## [Records from a collection]
>>>
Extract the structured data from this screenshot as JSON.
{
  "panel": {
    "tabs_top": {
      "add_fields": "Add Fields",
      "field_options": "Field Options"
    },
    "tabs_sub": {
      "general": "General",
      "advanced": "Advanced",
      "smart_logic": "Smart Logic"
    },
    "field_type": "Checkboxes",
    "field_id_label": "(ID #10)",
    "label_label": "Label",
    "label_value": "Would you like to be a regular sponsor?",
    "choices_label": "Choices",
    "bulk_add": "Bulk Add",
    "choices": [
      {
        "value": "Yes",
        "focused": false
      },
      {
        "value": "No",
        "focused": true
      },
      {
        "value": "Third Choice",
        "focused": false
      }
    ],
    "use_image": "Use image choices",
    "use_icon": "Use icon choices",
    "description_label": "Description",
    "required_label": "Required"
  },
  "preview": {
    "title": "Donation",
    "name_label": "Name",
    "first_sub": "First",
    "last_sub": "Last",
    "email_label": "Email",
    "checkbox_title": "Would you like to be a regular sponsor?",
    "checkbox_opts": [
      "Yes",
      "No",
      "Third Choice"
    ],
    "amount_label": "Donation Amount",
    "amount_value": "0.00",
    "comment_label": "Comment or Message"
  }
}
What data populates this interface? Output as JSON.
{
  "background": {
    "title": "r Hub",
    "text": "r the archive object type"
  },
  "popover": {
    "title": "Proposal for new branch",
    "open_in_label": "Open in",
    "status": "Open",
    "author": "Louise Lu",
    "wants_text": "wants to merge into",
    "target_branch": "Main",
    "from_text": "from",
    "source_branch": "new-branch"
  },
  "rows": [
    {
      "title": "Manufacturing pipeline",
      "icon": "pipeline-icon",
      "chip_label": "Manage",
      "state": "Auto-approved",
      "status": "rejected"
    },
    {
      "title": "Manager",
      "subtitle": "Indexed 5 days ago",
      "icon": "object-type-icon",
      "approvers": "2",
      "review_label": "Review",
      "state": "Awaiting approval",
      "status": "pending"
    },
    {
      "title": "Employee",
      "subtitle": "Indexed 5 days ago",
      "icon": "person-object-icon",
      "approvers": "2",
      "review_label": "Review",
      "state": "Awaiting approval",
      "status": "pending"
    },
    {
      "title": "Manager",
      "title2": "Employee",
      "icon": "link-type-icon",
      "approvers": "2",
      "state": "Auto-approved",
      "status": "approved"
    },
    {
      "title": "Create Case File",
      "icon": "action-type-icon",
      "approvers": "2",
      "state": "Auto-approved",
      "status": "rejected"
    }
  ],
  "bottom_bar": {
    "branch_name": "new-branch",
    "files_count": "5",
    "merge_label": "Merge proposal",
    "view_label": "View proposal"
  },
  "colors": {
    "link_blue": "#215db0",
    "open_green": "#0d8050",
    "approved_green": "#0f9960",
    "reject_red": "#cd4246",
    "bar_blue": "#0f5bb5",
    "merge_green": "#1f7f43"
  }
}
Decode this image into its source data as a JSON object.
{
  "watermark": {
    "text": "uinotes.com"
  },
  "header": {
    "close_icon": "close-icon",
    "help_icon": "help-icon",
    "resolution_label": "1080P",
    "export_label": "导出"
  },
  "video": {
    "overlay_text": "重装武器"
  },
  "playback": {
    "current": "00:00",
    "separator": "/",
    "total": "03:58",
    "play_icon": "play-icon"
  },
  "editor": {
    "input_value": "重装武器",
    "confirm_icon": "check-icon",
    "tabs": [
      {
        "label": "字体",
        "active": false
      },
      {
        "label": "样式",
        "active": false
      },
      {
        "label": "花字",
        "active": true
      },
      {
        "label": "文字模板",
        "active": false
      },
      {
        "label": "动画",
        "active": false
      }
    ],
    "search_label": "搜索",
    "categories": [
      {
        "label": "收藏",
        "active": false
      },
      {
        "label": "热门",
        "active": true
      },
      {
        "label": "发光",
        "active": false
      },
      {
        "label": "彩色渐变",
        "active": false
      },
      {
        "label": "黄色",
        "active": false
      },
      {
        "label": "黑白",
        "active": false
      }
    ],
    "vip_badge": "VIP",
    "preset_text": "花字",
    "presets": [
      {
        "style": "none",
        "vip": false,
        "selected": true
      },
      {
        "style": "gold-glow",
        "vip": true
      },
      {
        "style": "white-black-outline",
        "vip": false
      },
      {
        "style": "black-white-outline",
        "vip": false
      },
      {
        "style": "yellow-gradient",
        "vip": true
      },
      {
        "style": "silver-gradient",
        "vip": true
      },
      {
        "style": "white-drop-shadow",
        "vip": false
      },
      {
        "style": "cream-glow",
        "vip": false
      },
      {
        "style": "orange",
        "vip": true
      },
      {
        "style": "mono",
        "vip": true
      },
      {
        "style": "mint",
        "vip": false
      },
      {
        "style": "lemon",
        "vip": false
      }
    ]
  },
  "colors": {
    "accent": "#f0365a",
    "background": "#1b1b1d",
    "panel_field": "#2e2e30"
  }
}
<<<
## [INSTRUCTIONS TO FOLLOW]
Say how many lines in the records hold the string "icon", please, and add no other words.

## [WRITTEN ANSWER]
10